> [Data for the task]:
┌────────

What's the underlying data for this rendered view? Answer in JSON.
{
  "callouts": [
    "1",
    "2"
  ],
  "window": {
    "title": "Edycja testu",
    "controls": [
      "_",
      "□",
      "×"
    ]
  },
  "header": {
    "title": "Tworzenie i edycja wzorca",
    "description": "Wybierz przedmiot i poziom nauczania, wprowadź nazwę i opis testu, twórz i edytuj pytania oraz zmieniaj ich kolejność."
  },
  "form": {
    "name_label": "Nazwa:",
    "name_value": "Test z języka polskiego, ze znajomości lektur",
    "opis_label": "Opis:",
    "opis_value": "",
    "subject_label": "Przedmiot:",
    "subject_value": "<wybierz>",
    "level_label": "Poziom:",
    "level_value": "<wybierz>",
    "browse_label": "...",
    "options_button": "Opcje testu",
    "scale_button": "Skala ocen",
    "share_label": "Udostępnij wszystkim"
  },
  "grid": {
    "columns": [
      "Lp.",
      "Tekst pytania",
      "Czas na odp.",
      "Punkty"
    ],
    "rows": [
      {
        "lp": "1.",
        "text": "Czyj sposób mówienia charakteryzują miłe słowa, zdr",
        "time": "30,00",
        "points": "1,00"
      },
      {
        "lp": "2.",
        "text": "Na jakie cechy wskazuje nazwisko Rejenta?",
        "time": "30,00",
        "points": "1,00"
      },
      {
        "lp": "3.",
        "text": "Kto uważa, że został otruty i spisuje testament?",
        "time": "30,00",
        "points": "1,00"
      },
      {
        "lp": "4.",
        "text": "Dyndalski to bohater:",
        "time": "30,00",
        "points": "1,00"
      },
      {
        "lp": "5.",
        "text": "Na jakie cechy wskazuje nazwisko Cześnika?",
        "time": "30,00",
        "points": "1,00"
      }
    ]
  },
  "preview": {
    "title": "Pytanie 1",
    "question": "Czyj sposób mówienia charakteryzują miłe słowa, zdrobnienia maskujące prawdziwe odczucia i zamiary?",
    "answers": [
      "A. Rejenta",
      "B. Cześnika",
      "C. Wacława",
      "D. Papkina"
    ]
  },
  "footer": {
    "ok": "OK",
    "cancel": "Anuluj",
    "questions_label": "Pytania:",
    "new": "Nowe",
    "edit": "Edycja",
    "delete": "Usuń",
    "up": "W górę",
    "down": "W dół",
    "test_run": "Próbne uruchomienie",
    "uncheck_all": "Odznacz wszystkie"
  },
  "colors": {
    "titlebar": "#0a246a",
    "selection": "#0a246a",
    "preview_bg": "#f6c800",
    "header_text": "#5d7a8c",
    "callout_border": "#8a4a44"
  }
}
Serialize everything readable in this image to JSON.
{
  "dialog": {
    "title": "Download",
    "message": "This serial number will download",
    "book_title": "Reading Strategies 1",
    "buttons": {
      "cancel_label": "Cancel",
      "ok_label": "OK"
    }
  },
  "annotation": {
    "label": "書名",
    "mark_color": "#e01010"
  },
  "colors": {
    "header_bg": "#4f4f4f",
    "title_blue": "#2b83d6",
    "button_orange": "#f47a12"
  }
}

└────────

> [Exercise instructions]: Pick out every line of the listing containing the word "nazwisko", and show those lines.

> [Solution below]:
        "text": "Na jakie cechy wskazuje nazwisko Rejenta?",
        "text": "Na jakie cechy wskazuje nazwisko Cześnika?",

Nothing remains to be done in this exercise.